Return the complete listing exactly as it reads, with each picture removed.

-.-.-

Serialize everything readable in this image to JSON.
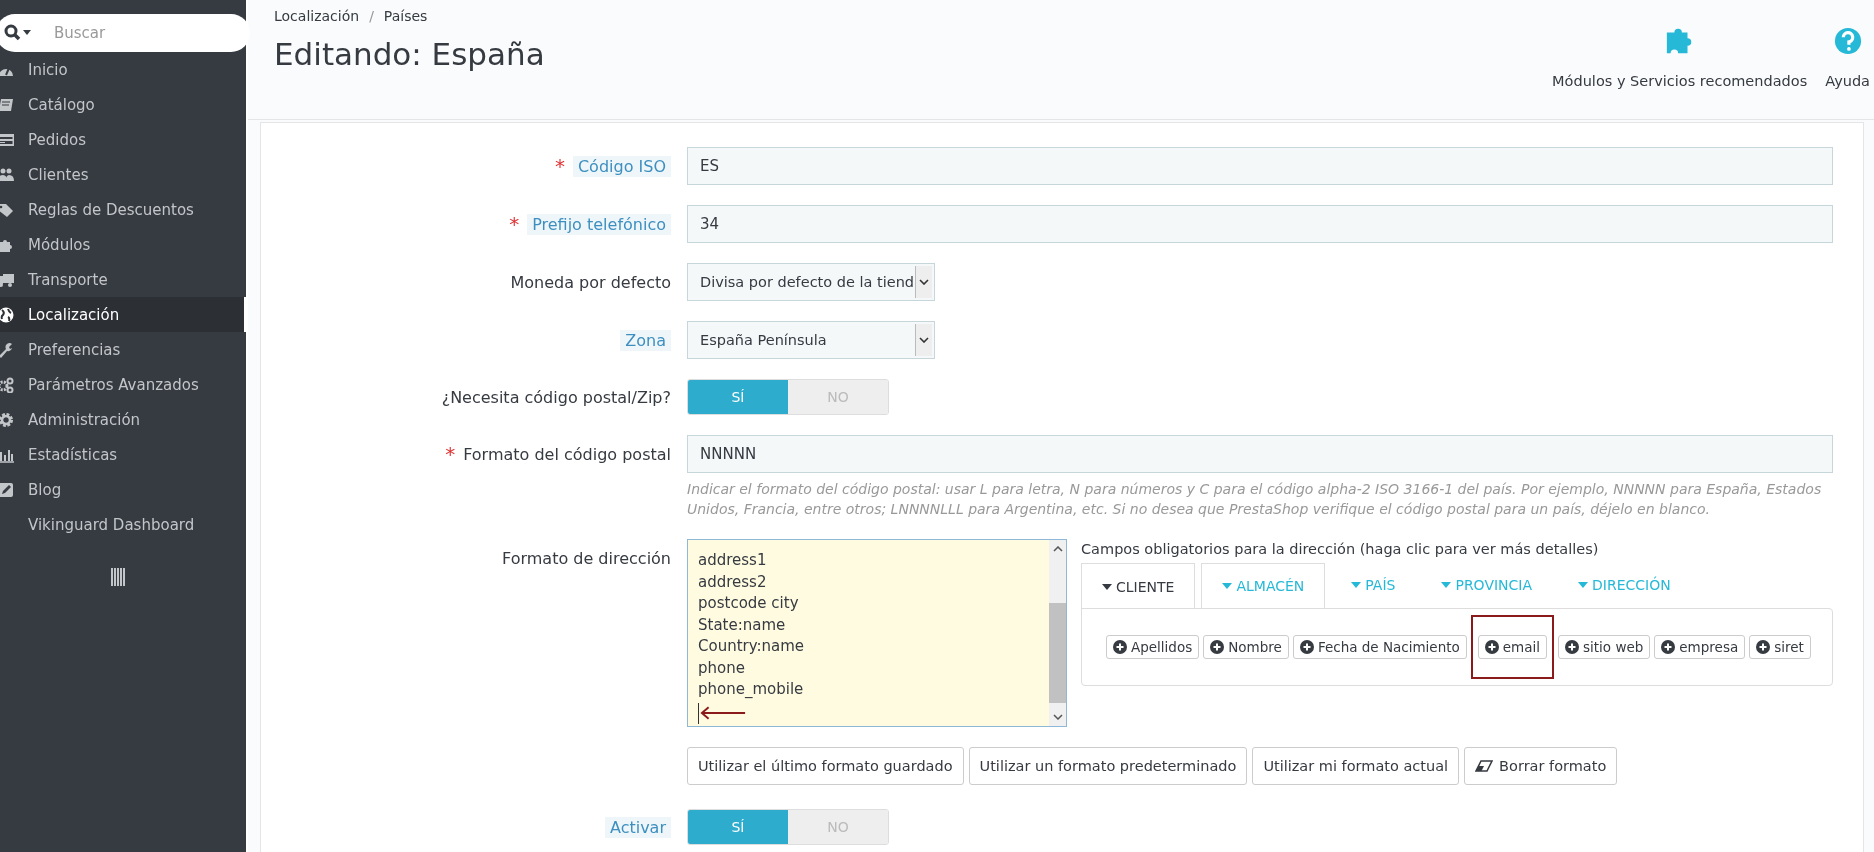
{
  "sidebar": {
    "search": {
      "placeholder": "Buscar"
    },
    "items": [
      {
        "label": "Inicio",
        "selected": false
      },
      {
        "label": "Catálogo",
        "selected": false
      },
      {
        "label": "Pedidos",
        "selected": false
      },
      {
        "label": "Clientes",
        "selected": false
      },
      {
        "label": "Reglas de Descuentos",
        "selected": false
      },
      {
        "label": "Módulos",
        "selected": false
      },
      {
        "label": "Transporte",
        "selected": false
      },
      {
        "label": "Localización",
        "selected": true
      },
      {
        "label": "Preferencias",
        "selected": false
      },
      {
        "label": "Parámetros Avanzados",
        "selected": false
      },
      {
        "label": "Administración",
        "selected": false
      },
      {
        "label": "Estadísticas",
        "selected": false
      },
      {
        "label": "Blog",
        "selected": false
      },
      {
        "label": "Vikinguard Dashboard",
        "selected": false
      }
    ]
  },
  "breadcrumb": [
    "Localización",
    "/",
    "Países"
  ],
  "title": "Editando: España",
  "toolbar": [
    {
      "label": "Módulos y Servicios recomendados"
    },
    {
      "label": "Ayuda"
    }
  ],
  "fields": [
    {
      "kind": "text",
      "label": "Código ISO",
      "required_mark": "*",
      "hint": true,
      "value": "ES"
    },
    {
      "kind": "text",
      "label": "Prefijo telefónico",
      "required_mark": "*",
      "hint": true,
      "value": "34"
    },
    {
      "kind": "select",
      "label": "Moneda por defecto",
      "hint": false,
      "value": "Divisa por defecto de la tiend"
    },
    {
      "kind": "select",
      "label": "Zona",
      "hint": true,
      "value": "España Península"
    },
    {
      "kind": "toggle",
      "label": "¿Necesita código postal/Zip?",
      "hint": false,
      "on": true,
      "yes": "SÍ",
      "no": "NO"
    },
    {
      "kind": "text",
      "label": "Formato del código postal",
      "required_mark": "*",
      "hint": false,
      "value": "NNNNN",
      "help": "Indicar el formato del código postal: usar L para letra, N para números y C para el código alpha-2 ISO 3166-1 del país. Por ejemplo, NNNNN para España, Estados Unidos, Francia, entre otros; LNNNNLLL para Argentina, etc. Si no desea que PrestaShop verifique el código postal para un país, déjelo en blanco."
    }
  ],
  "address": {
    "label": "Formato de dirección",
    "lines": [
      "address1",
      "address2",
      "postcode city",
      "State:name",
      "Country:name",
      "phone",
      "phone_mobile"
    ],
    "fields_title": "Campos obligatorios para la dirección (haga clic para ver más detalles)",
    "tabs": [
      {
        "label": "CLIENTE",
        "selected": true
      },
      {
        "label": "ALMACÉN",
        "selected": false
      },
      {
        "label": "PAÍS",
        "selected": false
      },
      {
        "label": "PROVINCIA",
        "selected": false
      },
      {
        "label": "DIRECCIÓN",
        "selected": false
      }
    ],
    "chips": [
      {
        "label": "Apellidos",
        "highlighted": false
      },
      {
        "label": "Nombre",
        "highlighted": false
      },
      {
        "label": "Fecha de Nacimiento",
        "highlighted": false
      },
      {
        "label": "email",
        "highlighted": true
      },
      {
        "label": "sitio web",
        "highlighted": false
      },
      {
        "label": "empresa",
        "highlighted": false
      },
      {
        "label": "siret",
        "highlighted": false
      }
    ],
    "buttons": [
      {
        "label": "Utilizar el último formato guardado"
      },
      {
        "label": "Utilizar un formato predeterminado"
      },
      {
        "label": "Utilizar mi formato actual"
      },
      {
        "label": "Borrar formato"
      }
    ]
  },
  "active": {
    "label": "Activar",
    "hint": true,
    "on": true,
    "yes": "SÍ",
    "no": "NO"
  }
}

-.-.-

• _YOUR RESPONSE_:
Serialize everything readable in this image to JSON.
{
  "sidebar": {
    "search": {
      "placeholder": "Buscar"
    },
    "items": [
      {
        "label": "Inicio",
        "selected": false
      },
      {
        "label": "Catálogo",
        "selected": false
      },
      {
        "label": "Pedidos",
        "selected": false
      },
      {
        "label": "Clientes",
        "selected": false
      },
      {
        "label": "Reglas de Descuentos",
        "selected": false
      },
      {
        "label": "Módulos",
        "selected": false
      },
      {
        "label": "Transporte",
        "selected": false
      },
      {
        "label": "Localización",
        "selected": true
      },
      {
        "label": "Preferencias",
        "selected": false
      },
      {
        "label": "Parámetros Avanzados",
        "selected": false
      },
      {
        "label": "Administración",
        "selected": false
      },
      {
        "label": "Estadísticas",
        "selected": false
      },
      {
        "label": "Blog",
        "selected": false
      },
      {
        "label": "Vikinguard Dashboard",
        "selected": false
      }
    ]
  },
  "breadcrumb": [
    "Localización",
    "/",
    "Países"
  ],
  "title": "Editando: España",
  "toolbar": [
    {
      "label": "Módulos y Servicios recomendados"
    },
    {
      "label": "Ayuda"
    }
  ],
  "fields": [
    {
      "kind": "text",
      "label": "Código ISO",
      "required_mark": "*",
      "hint": true,
      "value": "ES"
    },
    {
      "kind": "text",
      "label": "Prefijo telefónico",
      "required_mark": "*",
      "hint": true,
      "value": "34"
    },
    {
      "kind": "select",
      "label": "Moneda por defecto",
      "hint": false,
      "value": "Divisa por defecto de la tiend"
    },
    {
      "kind": "select",
      "label": "Zona",
      "hint": true,
      "value": "España Península"
    },
    {
      "kind": "toggle",
      "label": "¿Necesita código postal/Zip?",
      "hint": false,
      "on": true,
      "yes": "SÍ",
      "no": "NO"
    },
    {
      "kind": "text",
      "label": "Formato del código postal",
      "required_mark": "*",
      "hint": false,
      "value": "NNNNN",
      "help": "Indicar el formato del código postal: usar L para letra, N para números y C para el código alpha-2 ISO 3166-1 del país. Por ejemplo, NNNNN para España, Estados Unidos, Francia, entre otros; LNNNNLLL para Argentina, etc. Si no desea que PrestaShop verifique el código postal para un país, déjelo en blanco."
    }
  ],
  "address": {
    "label": "Formato de dirección",
    "lines": [
      "address1",
      "address2",
      "postcode city",
      "State:name",
      "Country:name",
      "phone",
      "phone_mobile"
    ],
    "fields_title": "Campos obligatorios para la dirección (haga clic para ver más detalles)",
    "tabs": [
      {
        "label": "CLIENTE",
        "selected": true
      },
      {
        "label": "ALMACÉN",
        "selected": false
      },
      {
        "label": "PAÍS",
        "selected": false
      },
      {
        "label": "PROVINCIA",
        "selected": false
      },
      {
        "label": "DIRECCIÓN",
        "selected": false
      }
    ],
    "chips": [
      {
        "label": "Apellidos",
        "highlighted": false
      },
      {
        "label": "Nombre",
        "highlighted": false
      },
      {
        "label": "Fecha de Nacimiento",
        "highlighted": false
      },
      {
        "label": "email",
        "highlighted": true
      },
      {
        "label": "sitio web",
        "highlighted": false
      },
      {
        "label": "empresa",
        "highlighted": false
      },
      {
        "label": "siret",
        "highlighted": false
      }
    ],
    "buttons": [
      {
        "label": "Utilizar el último formato guardado"
      },
      {
        "label": "Utilizar un formato predeterminado"
      },
      {
        "label": "Utilizar mi formato actual"
      },
      {
        "label": "Borrar formato"
      }
    ]
  },
  "active": {
    "label": "Activar",
    "hint": true,
    "on": true,
    "yes": "SÍ",
    "no": "NO"
  }
}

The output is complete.